PARIS – France has threatened to stall further negotiations on a new EU-U.S. free trade deal barring significant progress in coming months, Trade Minister Matthias Fekl said on Tuesday.
“I indicated in September that if there was no progress, we should end the negotiations. That option is still on the table.”
-Matthias Fekl, French trade minister.
“I indicated in September that if there was no progress, we should end the negotiations. That option is still on the table,” Fekl said on the sidelines of a conference about the proposed Transatlantic Trade and Investment Partnership (TTIP).
Fekl was speaking the week before the scheduled resumption of negotiations in New York between the European Commission and President Barack Obama’s administration. With November’s U.S. presidential election looming, officials on both sides feel it will be easier to clinch a deal before the end of Obama’s term.
“We’re aware that some countries want to get a deal at all costs within the U.S. time frame,” Fekl said. “That’s not the French approach.”
France has electoral calendar issues of its own, with campaigning now getting under way for a presidential election in April-May 2017.
Backing a TTIP deal, already deeply unpopular with the French left as well as the country’s powerful agricultural lobby, is an increasingly tricky exercise for Socialist President Francois Hollande or any of his potential challengers.

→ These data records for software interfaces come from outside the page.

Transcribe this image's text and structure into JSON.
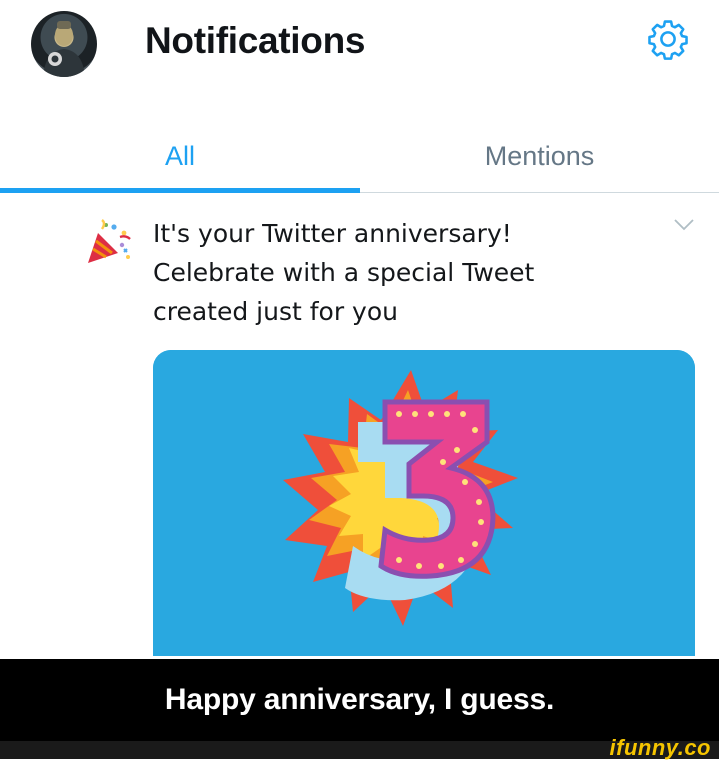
{
  "header": {
    "title": "Notifications",
    "avatar_icon": "avatar",
    "settings_icon": "gear-icon"
  },
  "tabs": [
    {
      "label": "All",
      "selected": true
    },
    {
      "label": "Mentions",
      "selected": false
    }
  ],
  "notification": {
    "icon": "party-popper-icon",
    "lines": [
      "It's your Twitter anniversary!",
      "Celebrate with a special Tweet",
      "created just for you"
    ],
    "menu_icon": "chevron-down-icon",
    "card_image": "anniversary-number-3-illustration"
  },
  "caption": "Happy anniversary, I guess.",
  "watermark": "ifunny.co",
  "colors": {
    "accent": "#1da1f2",
    "muted": "#657786",
    "card_bg": "#29a8e0",
    "watermark": "#f5c400"
  }
}
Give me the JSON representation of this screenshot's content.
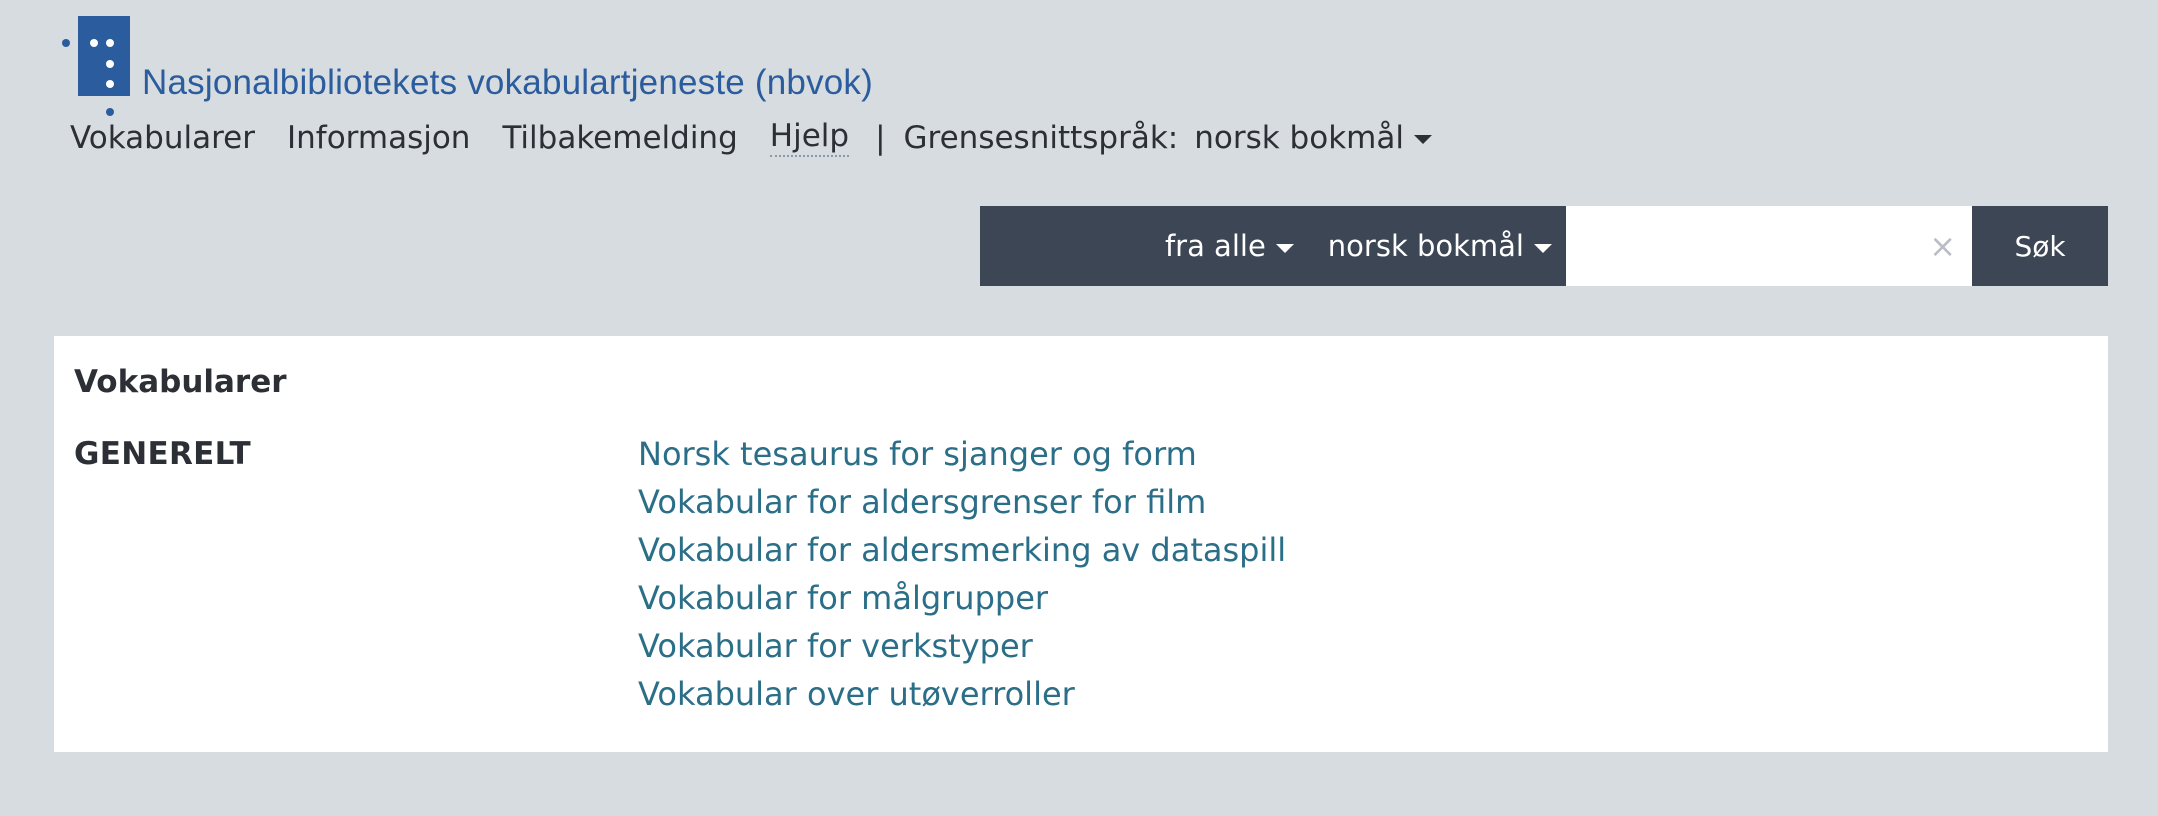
{
  "header": {
    "site_title": "Nasjonalbibliotekets vokabulartjeneste (nbvok)",
    "logo_icon": "nb-logo-icon"
  },
  "nav": {
    "items": [
      {
        "label": "Vokabularer"
      },
      {
        "label": "Informasjon"
      },
      {
        "label": "Tilbakemelding"
      },
      {
        "label": "Hjelp"
      }
    ],
    "separator": "|",
    "language_label": "Grensesnittspråk:",
    "language_value": "norsk bokmål"
  },
  "search": {
    "scope_value": "fra alle",
    "language_value": "norsk bokmål",
    "query": "",
    "clear_icon": "×",
    "button_label": "Søk"
  },
  "main": {
    "title": "Vokabularer",
    "groups": [
      {
        "heading": "GENERELT",
        "vocabularies": [
          {
            "label": "Norsk tesaurus for sjanger og form"
          },
          {
            "label": "Vokabular for aldersgrenser for film"
          },
          {
            "label": "Vokabular for aldersmerking av dataspill"
          },
          {
            "label": "Vokabular for målgrupper"
          },
          {
            "label": "Vokabular for verkstyper"
          },
          {
            "label": "Vokabular over utøverroller"
          }
        ]
      }
    ]
  },
  "colors": {
    "page_background": "#d6dce0",
    "brand_blue": "#2a5c9e",
    "search_bar": "#3c4654",
    "link": "#2b6e88"
  }
}
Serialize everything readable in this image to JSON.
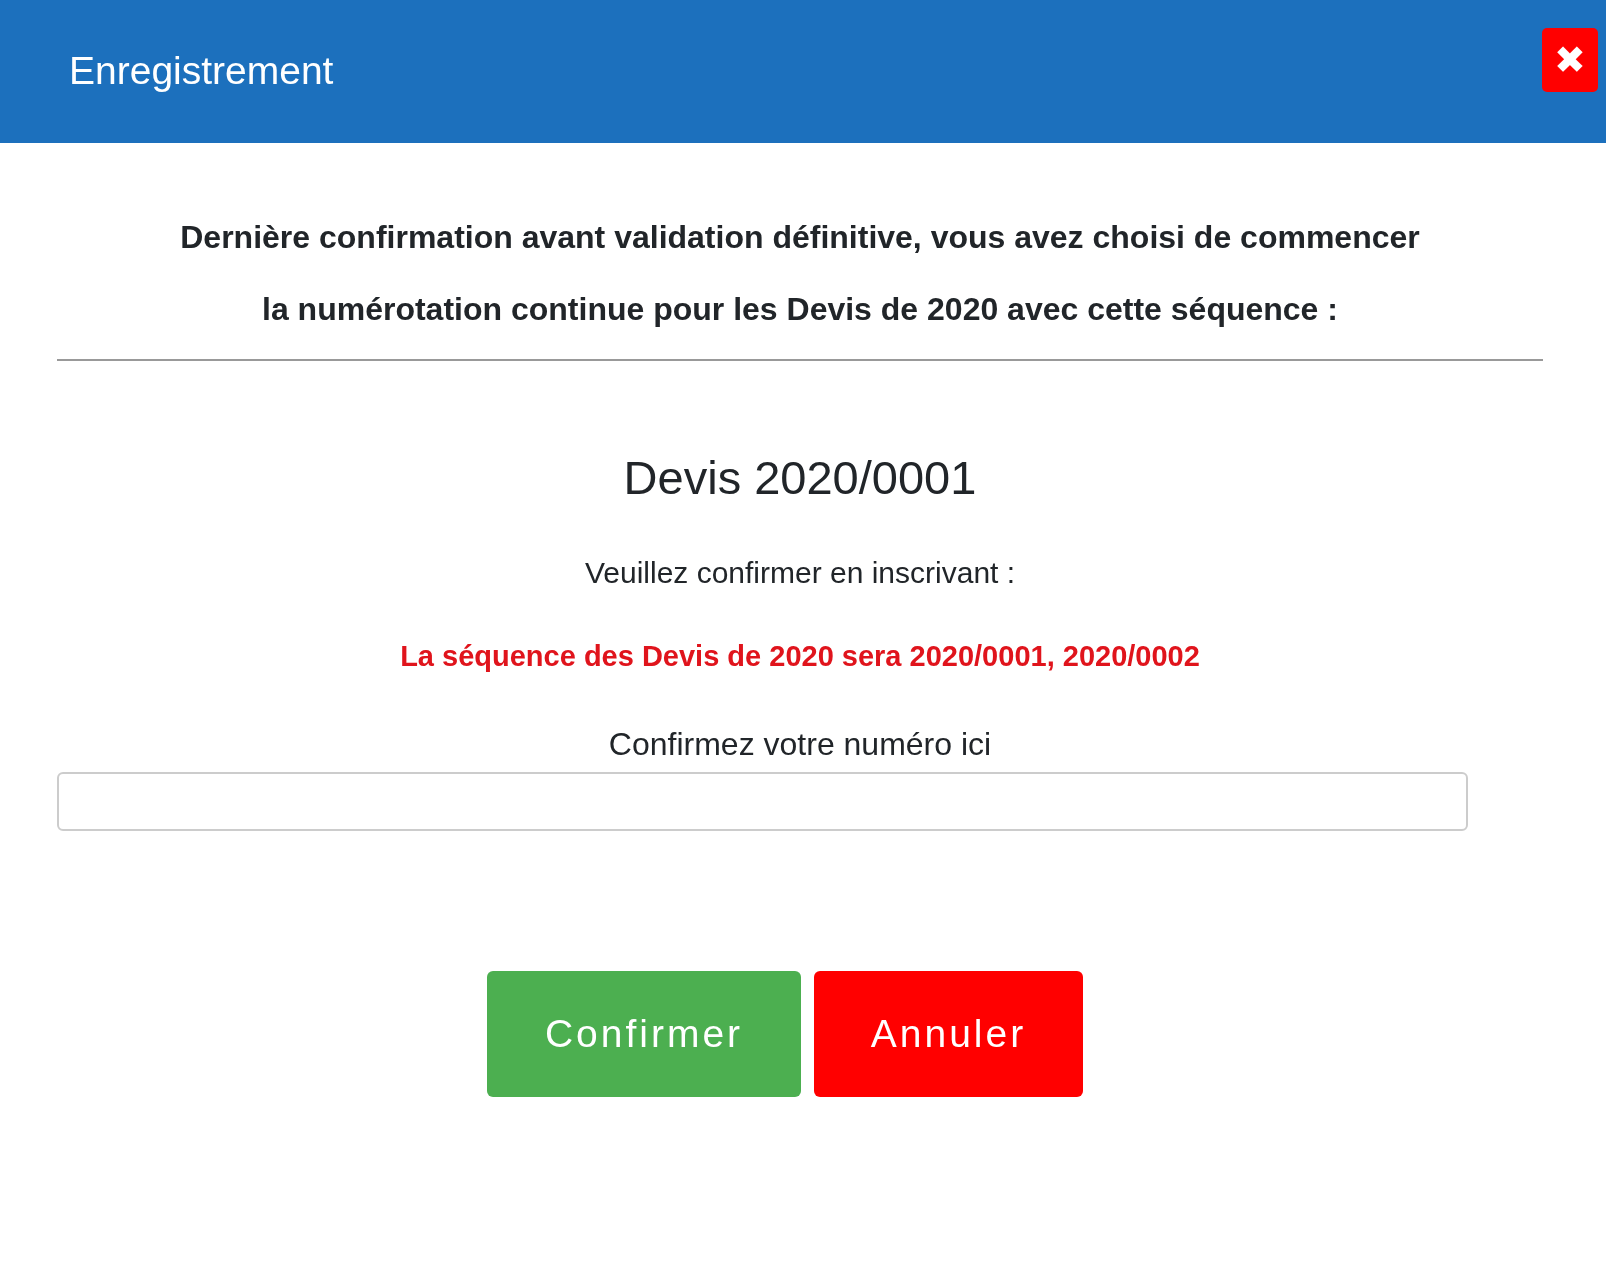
{
  "dialog": {
    "title": "Enregistrement",
    "close_label": "✖"
  },
  "message": "Dernière confirmation avant validation définitive, vous avez choisi de commencer la numérotation continue pour les Devis de 2020 avec cette séquence :",
  "sequence": "Devis 2020/0001",
  "instruction": "Veuillez confirmer en inscrivant :",
  "warning": "La séquence des Devis de 2020 sera 2020/0001, 2020/0002",
  "field": {
    "label": "Confirmez votre numéro ici"
  },
  "buttons": [
    {
      "label": "Confirmer",
      "kind": "confirm"
    },
    {
      "label": "Annuler",
      "kind": "cancel"
    }
  ]
}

“France can always say no,” Hollande said last week during a lengthy TV interview in which he attempted to tackle some of the issues that have sunk his approval ratings to record lows.
“If there’s no reciprocity, if there is no transparency, if there’s a danger to farmers, if we don’t have access to public markets while the U.S. has access to everything we do here, then I won’t accept it.”
European Union Trade Commissioner Cecilia Malmstrom said last month that she was determined to sew up most of the TTIP chapters by summer, including settling major differences over U.S. “Buy American” government procurement standards, how to resolve investment disputes and over Europe’s many geographical rules that govern food products from Parma ham to feta cheese.